The performers who performed the Comanche warriors all joined a boot camp to get ready them for the real-life warrior talents they wanted to promote the movie’s realism. As co-star Dakota Beavers describes it in a brand new interview, “We did a four-week bootcamp with myself, Amber, and the men — the usage of the bows, finding out how to roll if our persona wanted to roll appropriately, [and] a large number of horse using.”
Taabe’s talent comes at a key time within the movie, which intended Beavers wanted to are compatible in coaching with the pony every time he may. The group took good thing about shoot days that he wasn’t in, giving him intensive time to dig in and develop into a correct equestrian.

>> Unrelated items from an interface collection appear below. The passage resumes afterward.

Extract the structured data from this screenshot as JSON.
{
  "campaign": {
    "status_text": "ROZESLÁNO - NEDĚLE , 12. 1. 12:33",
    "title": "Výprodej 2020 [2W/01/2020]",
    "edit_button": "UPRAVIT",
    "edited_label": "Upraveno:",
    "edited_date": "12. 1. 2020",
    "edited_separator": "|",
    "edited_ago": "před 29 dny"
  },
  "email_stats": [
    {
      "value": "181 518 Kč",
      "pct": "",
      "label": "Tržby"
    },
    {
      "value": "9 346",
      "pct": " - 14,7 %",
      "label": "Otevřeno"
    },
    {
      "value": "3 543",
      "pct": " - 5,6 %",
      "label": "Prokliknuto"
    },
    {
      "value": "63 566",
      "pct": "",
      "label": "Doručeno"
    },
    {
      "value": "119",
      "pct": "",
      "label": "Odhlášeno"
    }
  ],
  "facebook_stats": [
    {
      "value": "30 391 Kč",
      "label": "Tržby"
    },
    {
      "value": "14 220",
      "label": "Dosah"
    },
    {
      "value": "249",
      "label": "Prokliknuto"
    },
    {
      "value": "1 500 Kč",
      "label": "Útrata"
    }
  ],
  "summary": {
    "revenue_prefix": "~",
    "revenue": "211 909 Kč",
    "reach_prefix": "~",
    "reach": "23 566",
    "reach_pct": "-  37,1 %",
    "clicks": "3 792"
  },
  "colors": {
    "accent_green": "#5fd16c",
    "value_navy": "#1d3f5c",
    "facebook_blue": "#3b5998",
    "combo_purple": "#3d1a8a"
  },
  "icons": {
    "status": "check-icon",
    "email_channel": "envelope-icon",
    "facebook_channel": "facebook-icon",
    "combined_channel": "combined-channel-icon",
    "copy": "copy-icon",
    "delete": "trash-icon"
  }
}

“There used to be some extent in the course of the movie the place I wasn’t in a large number of the scenes, so I might cross out with the pony wrangler, Mark Nugent, and I might experience,” he mentioned. “We’d experience everywhere the wasteland of Alberta. Guy, we might in finding deer sheds. We might experience up on wild horses, and it used to be simple going. He would by no means overly attempt to trainer me, he would let me do my factor, so that you increase a convenience and a peace. That used to be some of the best portions for me.”
The additional determination in reality displays, and the scene succeeds swimmingly — you would in reality assume he’d been using a very long time. The ease sells the badassery of the instant, making a specifically memorable second for Taabe, and some of the highlights of an already very good movie.
“Prey” is now streaming on Hulu.